Becky: This is a phrase meaning "unfortunately." It's used at the beginning of the response as a considerate and polite expression. It’s aimed at making the person who spent time trying to offer you a business opportunity feel better about you turning it down. Following that is the expression...
Risa: 見送らせてください (miokurasetekudasai) which comes from the verb 見送る(miokuru)
Becky: ...which means "to see someone off.” However, in a business setting, we use it to mean "not to get involved in business."
Risa: You can also add 今回は (konkai wa).
Becky: This means "this time," so you can use this to mean that you are not completely ending the relationship with your partner.
Risa: But it doesn’t really mean that you're looking forward to the next opportunity.
Becky: It’s a polite way of declining and you can say it because you don't want to let your partner down by flatly refusing. Risa, what are other similar expressions?
Risa: 難しいお話ですね。(Muzukashii o-hanashi desu ne.)
Becky: ...which means "It’s a complicated story."
Risa: お役に立てず残念です。(O-yaku ni tatezu zan'nendesu.)

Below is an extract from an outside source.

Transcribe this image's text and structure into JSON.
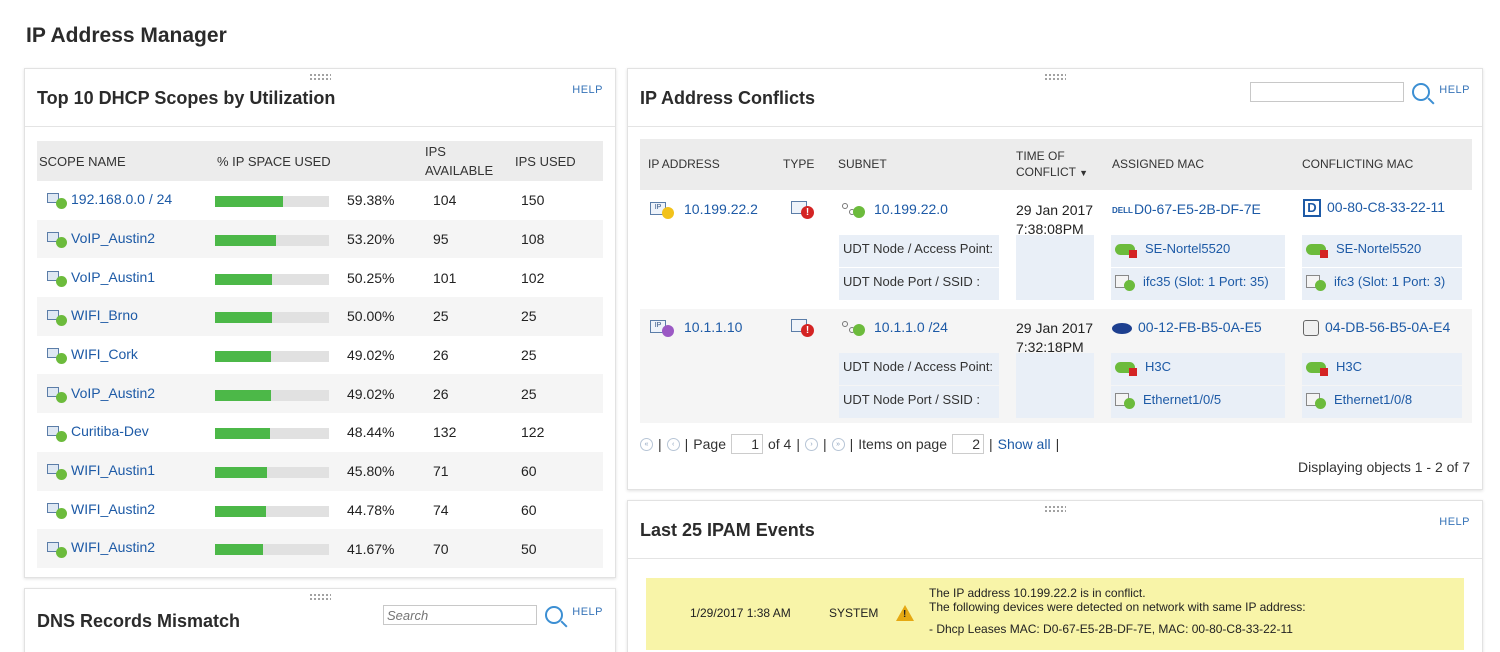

Becky: "I am sorry I can't help you." Both of these expressions are used by Japanese people when you don't want to refuse an offer clearly and make your partners feel bad.
Becky: Now, let’s look a situation where you cannot make a firm decision at the meeting.
Risa: In that situation, Japanese people usually say 検討させていただきます。(kentō sasete itadakimasu)
Becky: ...which means something like “Let me consider it with our team.” Let’s hear it again.
Risa: 検討させていただきます。(kentō sasete itadakimasu)
Becky: It comes from...
Risa: 検討する(kentō suru)
Becky: ...which means "to consider" carefully. You can use this expression when you cannot immediately make a decision. This can happen often because of the committee system that we mentioned in a previous lesson. In other words, the person in charge often does not have the right to decide on their own and needs to consult with others.
Becky: Finally, let’s talk about “social rhetoric.” These are phrases and expressions we can use that are polite, but don’t really carry much meaning. They’re just lip service. Risa, how do we say “social rhetoric” in Japanese?
Risa: 社交辞令 (shakō jirei)
Becky: Everything that we have discussed in this lesson can be considered part of “social rhetoric.”
Risa: One of the most important expressions of 社交辞令 (shakō jirei) is 近いうちに (chikai uchi ni)...
Becky: ...meaning "one day soon."
Becky: Let’s hear examples of how this can be used.
Risa:近いうちにのみに行きましょう。(Chikai uchi ni nomi ni ikimashō)
Becky: This means "let's hang out for a drink one day soon."
Risa: There’s also 近いうちにまたお会いしましょう。(Chikai uchi ni mata o-ai shimashō)
Becky: ...which means "let's meet one day soon." It’s an expression that means you are interested and you want to see each other again.
Risa: However, unfortunately, it is often used just as a diplomatic phrase.
Becky: So you don’t actually want to get a drink together or meet again?
Risa: Right!
Becky: I see, it’s similar to when someone invites you to drop by their house when you are close, but they don’t really mean it.
Risa: Yes, it’s just a way to maintain good relationships.
Becky: And even though they’re just lip service, you should show a nice attitude by thanking your business partner, when you hear phrases like these.


Becky: Those are the key facts about politely refusing a business deal, and maintaining business relationships. If you want to find the related Japanese keywords, make sure to check out the lesson notes.
Becky: Okay, that’s all for this lesson. Thanks for listening, and we’ll see you next time.
Risa: Bye!